Japanese-style ramen should not be confused with the instant noodles that we often refer to as “ramen” in the West. Japanese ramen is legitimate restaurant food made with fresh ingredients. There are a variety of different region variations of noodles, soups and toppings across Japan. Kyushu, and in particular, the Hakata area, is famous for tonkotsu (è±šéª¨) broth, which is made out of pork parts and bones which have been boiled down for hours. Basically, it is liquid lard, but it tastes really good!

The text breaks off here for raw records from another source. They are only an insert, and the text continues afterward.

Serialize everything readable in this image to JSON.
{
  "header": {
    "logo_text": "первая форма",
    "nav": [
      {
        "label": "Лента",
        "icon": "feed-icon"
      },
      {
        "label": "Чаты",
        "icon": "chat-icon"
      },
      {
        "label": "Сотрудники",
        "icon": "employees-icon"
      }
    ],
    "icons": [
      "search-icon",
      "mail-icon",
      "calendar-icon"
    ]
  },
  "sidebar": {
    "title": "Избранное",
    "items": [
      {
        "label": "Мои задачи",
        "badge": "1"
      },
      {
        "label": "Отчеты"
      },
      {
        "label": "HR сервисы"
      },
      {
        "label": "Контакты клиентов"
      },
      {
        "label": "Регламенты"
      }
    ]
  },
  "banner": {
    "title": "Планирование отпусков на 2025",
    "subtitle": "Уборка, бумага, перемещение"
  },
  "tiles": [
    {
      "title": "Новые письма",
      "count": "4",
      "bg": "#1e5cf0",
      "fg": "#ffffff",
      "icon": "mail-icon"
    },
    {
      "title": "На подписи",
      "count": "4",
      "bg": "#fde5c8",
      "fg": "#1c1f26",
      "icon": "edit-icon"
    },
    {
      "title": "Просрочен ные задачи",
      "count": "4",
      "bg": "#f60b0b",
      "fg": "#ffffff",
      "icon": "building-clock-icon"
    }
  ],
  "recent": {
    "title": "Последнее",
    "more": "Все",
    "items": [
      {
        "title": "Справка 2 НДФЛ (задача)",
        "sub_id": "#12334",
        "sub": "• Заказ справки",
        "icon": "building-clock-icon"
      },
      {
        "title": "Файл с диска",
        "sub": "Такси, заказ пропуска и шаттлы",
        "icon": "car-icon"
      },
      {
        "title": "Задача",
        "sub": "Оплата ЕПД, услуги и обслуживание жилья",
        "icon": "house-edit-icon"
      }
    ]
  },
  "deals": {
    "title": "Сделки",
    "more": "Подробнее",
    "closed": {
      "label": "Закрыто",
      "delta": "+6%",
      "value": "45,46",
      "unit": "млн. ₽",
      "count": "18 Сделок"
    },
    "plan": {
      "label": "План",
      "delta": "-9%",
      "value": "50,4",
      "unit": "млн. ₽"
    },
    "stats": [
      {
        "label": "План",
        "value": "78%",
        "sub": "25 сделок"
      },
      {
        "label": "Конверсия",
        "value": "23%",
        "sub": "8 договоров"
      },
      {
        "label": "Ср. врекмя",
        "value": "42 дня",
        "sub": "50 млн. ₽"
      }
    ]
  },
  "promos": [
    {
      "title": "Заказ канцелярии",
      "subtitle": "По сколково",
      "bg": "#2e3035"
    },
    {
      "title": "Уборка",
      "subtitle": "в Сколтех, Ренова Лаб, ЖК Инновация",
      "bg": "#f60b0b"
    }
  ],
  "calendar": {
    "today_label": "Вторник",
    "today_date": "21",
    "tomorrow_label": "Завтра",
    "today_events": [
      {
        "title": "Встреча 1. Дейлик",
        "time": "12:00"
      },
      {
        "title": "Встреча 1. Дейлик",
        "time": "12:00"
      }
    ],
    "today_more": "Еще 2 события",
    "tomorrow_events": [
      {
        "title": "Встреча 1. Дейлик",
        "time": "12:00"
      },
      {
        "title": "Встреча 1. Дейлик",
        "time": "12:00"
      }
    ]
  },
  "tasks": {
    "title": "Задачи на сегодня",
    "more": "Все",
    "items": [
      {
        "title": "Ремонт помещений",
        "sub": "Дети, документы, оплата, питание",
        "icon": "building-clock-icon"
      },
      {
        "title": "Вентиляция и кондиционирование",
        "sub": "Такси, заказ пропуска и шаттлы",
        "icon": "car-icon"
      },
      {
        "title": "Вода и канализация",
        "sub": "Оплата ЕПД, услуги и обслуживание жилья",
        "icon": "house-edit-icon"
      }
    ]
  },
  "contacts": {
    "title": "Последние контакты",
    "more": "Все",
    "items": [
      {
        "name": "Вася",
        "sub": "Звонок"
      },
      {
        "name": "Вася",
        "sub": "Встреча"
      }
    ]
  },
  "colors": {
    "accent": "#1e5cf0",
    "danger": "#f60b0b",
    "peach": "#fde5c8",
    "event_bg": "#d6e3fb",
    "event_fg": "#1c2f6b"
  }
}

I ordered my usual favorite and a house special, the black sesame and black vinegar ramen (é»’èƒ¡éº»é»’é…¢ãƒ©ãƒ¼ãƒ¡ãƒ³) with a side of 3 deka-gyoza (ã§ã‹é¤ƒå) a.k.a. giant pan-fried pork dumplings, a unique Kinryu spin on the traditional, regular-sized gyoza. The black sesame/black vinegar soup is a lighter than the tonkotsu pork broth, which is a good thing during the humid Japanese summer. The ground up black sesame adds a richness and complexity in flavor to the soup, while the black vinegar adds a little bit of a zing and lightness to the whole production.